Thom Yorke is a name virtually every music fan not living under a rock knows. As the frontman of Radiohead, he’s gained an international following of millions, famous for a sound influenced by everyone from Elvis Costello to Queen. Singles like “Creep” and “Fake Plastic Trees” have made Radiohead (and by extension, Yorke) iconic in the industry. But Yorke’s latest move is less about the music he made and more about the way he got it to his fans.
Hosting his latest solo album, Tomorrow’s Modern Boxes, on BitTorrent, Yorke threw it behind a $6 paywall, reaching a deal that netted him 90% of the profits, a marked improvement from the 30% cut that iTunes takes from every sale. Lo and behold, it ended up succeeding beyond the wildest dreams of anyone, netting upwards of $26 million, $24 million of which went right back into Yorke’s pocket, according to the A.V. Club. In a 2014 report released by BitTorrent, it claims that Tomorrow’s Modern Boxes was its most downloaded commodity all year, at 4.4 million.
Yorke himself has made his thoughts on the matter fairly clear in a post on BitTorrent’s blog, where he goes into detail about his motivation for this one-of-a-kind endeavor:

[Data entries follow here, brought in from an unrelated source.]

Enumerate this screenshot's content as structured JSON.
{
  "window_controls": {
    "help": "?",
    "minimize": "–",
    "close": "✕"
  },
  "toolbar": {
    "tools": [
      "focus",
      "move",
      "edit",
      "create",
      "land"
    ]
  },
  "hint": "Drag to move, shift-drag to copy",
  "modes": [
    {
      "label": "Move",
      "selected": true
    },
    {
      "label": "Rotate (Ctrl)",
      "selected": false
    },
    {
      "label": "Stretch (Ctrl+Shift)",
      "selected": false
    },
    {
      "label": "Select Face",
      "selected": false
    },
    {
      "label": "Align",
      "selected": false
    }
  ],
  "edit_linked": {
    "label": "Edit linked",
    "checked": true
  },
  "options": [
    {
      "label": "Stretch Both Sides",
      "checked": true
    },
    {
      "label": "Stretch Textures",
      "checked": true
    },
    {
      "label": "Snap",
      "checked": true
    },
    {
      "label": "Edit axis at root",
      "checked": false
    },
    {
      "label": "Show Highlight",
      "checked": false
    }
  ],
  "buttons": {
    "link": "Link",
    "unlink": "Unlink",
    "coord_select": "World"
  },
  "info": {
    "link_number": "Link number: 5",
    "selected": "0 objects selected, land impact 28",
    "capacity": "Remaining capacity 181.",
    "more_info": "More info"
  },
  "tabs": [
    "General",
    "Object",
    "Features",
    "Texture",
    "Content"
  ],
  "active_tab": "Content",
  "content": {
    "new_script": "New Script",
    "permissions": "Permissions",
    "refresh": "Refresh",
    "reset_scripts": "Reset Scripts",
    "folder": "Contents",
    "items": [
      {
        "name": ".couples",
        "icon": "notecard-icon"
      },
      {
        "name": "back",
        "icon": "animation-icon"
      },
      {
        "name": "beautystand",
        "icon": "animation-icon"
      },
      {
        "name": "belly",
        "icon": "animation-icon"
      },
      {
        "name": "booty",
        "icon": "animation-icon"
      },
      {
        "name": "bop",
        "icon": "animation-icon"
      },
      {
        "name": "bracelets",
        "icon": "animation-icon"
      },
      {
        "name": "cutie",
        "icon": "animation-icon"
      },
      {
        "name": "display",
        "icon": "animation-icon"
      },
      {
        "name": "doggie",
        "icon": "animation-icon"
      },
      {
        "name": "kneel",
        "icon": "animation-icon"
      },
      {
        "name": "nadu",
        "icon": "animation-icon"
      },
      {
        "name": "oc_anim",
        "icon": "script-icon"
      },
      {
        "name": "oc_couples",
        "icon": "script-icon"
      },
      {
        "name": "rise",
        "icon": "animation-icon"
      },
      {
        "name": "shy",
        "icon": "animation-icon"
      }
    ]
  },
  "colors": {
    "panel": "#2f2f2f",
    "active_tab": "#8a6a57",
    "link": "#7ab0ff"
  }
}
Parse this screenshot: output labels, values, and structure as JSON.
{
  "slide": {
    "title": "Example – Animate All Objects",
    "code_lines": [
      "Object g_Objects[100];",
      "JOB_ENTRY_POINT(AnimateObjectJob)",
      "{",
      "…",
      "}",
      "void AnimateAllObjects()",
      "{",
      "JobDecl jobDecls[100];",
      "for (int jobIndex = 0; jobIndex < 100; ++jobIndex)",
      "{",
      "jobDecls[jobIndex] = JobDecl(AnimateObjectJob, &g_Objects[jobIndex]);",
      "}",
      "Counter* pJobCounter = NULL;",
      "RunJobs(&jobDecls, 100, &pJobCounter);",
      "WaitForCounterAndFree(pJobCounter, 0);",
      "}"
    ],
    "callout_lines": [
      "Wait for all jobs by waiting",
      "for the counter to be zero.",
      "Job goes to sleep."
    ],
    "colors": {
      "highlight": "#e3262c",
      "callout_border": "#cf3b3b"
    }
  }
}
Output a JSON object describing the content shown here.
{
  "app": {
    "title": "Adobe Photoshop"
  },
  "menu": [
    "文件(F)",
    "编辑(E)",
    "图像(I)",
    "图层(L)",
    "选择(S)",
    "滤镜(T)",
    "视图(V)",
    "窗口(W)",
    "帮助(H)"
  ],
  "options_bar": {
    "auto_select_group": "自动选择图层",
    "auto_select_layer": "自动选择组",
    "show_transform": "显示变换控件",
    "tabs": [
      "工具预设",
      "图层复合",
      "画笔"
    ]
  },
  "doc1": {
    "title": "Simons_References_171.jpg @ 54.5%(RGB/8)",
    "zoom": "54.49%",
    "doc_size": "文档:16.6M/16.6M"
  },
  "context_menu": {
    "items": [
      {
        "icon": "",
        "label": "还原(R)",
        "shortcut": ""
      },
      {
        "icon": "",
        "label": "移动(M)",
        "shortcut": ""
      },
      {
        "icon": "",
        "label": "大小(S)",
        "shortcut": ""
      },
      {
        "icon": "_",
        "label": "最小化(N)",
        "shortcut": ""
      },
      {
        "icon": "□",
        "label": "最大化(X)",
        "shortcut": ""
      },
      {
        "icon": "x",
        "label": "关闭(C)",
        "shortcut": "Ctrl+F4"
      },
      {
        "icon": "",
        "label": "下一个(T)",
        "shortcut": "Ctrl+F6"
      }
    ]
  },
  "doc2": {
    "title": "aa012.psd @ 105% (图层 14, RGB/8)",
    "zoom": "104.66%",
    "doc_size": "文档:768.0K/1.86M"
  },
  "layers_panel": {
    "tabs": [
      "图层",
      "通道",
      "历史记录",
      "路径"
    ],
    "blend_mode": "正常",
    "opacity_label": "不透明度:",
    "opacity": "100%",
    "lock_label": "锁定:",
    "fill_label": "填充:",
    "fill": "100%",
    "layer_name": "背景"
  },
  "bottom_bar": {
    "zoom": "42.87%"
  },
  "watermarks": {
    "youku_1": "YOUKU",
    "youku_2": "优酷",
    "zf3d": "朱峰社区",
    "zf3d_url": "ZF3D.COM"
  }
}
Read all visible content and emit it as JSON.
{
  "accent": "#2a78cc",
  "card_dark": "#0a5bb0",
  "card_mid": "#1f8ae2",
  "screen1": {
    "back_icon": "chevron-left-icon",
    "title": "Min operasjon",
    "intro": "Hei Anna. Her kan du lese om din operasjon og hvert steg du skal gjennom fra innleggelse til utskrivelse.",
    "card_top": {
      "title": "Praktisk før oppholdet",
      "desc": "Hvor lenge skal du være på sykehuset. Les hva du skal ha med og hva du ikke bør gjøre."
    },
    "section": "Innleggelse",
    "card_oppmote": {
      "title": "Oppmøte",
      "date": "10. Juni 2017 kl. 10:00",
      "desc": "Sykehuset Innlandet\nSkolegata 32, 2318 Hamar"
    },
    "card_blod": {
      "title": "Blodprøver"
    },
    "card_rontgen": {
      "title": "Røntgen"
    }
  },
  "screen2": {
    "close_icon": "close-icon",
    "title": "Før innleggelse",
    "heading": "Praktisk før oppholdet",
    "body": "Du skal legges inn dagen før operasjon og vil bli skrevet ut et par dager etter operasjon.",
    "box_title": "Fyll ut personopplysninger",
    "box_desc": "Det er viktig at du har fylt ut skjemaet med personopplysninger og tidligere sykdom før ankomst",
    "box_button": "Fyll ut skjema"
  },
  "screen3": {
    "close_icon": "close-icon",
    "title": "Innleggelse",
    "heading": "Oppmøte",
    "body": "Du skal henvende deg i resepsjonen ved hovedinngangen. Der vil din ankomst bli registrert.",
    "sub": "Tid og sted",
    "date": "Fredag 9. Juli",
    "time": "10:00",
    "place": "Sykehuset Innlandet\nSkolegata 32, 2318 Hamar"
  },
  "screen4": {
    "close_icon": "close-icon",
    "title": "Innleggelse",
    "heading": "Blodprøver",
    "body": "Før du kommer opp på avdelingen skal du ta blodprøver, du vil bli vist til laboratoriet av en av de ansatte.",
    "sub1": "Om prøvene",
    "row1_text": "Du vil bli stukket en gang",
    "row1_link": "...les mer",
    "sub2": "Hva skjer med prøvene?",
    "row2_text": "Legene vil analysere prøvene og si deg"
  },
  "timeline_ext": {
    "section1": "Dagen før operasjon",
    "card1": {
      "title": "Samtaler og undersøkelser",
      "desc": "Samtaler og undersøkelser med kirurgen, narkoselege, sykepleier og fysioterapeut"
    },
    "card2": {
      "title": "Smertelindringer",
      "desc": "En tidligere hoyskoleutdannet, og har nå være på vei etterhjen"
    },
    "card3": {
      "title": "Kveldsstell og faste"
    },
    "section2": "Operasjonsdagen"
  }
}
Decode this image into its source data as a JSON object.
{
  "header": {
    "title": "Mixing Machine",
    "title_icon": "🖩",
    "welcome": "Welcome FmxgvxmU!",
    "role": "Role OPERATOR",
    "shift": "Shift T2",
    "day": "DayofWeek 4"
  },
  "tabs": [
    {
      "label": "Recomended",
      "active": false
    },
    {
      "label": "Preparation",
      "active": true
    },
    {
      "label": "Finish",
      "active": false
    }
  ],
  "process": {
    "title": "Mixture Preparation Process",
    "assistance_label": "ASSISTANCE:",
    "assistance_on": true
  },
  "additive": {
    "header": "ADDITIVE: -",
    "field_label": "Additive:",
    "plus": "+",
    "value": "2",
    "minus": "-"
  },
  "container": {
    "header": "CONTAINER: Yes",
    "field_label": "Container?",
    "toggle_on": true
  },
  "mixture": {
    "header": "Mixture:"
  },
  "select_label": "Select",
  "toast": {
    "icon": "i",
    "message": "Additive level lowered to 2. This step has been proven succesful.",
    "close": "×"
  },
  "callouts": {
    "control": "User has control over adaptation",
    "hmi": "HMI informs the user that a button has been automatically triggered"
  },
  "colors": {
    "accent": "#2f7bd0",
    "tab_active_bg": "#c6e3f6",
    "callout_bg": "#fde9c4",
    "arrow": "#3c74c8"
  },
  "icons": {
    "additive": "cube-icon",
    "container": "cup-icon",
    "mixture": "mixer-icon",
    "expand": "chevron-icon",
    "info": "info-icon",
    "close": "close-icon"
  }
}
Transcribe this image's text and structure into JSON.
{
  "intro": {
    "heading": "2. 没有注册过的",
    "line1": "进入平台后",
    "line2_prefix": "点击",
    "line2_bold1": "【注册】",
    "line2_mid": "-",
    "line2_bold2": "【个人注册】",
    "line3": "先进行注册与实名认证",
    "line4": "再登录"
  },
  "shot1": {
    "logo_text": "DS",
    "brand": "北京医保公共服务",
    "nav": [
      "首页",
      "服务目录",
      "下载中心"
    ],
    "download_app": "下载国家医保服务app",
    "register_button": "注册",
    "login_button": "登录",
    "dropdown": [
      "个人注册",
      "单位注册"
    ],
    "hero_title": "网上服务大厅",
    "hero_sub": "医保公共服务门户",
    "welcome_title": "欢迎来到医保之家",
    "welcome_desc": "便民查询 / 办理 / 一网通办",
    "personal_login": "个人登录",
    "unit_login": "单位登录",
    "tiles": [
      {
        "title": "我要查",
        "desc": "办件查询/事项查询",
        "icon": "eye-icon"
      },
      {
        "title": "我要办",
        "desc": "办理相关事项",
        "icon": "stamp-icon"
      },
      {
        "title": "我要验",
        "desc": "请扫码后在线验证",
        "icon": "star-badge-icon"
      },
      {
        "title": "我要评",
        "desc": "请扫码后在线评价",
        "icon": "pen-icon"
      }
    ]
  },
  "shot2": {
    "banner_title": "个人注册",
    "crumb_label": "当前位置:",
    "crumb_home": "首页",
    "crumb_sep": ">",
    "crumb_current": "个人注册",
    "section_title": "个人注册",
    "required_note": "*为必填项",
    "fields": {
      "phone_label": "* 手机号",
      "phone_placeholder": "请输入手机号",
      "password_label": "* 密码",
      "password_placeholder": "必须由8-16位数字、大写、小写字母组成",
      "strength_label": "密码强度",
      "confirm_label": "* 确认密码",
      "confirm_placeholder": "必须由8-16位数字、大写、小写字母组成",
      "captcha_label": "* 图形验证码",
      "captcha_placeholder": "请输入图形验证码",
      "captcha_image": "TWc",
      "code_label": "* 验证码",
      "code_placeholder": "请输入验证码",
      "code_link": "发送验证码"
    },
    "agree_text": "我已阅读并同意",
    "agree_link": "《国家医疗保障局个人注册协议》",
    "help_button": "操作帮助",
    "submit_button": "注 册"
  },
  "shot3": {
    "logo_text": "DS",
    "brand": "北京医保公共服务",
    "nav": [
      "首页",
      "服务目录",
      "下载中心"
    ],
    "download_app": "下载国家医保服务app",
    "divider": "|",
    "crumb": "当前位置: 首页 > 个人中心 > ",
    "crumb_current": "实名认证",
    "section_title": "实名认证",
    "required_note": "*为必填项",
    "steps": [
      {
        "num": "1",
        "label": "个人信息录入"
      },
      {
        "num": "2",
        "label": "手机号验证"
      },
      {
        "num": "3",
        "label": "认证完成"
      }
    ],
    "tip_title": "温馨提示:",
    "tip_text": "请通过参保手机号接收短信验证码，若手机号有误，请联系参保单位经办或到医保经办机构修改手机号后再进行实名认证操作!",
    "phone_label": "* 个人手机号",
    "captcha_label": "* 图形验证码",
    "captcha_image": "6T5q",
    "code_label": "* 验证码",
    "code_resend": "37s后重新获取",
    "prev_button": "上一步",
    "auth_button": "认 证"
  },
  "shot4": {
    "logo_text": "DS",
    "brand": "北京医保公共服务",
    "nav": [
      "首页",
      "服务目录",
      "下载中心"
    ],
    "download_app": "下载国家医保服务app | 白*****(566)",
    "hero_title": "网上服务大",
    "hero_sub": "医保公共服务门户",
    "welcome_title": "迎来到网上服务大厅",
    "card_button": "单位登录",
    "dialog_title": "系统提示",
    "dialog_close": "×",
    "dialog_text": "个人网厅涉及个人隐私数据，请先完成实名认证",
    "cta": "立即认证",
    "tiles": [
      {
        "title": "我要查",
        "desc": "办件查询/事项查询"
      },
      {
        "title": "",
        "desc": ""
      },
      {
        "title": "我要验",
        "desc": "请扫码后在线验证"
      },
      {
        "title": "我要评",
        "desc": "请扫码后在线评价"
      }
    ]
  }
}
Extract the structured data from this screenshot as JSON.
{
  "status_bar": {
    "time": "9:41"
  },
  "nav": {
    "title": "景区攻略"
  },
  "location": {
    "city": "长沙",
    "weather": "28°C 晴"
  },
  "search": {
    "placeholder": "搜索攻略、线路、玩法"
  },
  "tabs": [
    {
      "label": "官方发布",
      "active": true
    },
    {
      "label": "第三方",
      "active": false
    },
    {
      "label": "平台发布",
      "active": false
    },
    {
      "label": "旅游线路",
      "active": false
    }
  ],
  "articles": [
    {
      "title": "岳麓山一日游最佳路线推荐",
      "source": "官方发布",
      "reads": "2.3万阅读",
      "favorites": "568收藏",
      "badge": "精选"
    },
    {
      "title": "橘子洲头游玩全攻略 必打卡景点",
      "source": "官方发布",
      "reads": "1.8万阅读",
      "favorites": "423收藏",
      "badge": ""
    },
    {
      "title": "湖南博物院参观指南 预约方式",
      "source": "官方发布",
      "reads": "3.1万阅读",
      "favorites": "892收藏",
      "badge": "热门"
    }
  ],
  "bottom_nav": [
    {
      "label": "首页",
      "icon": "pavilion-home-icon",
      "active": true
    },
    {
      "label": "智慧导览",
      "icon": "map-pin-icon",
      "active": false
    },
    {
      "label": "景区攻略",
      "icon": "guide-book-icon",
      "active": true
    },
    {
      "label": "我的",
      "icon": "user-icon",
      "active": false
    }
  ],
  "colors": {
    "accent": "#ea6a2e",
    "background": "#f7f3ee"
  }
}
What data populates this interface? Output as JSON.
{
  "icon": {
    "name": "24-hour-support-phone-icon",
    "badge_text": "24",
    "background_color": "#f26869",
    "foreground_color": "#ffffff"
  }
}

It’s an experiment to see if the mechanics of the system are something that the general public can get its head around. If it works well it could be an effective way of handing some control of internet commerce back to people who are creating the work. Bypassing the self-elected gatekeepers. If it works anyone can do this exactly as we have done.
Based on the numbers, it would appear as though Yorke has stumbled onto something that could very well change the way we download music forever. Ponder for a moment the sheer magnitude of the situation: For 42.7 million streams on Spotify, Time estimates Calvin Harris made right around $260,000. For 89% fewer downloads of Yorke’s album to streams of Harris’s track, Yorke made over $23 million more. The simple math here shows that artists stand to profit in massive ways without streaming and download services skimming off a healthy cut the top.
Yorke is not the only artist leveraging the power of BitTorrent to deliver music to fans. In August, Skrillex’s OWSLA label released a 20-track bundle that also included music videos, album art, discount codes, and a free one-month subscription to the label’s Drip.FM service. Mad Decent boss Diplo still has a free bundle available (with a $5 pay wall option) featuring 12 tracks and artwork. Even Asking Alexandria got in on the action, offering a download that includes behind-the-scenes footage, music videos, and live recordings from performances.
More and more artists seem to be jumping on board with BitTorrent, which in many ways has proved to be a win-win situation for both them and their fans. The people making the music get fairly compensated for their efforts, and the ones consuming it get to pay a reasonable price for that work. Established services like iTunes and Spotify may not be going anywhere anytime soon, but they’ll certainly be given a run for their money by what’s proven to be a more-than-successful experiment. The industry is changing, and soon the people who distribute that music will need to change, too.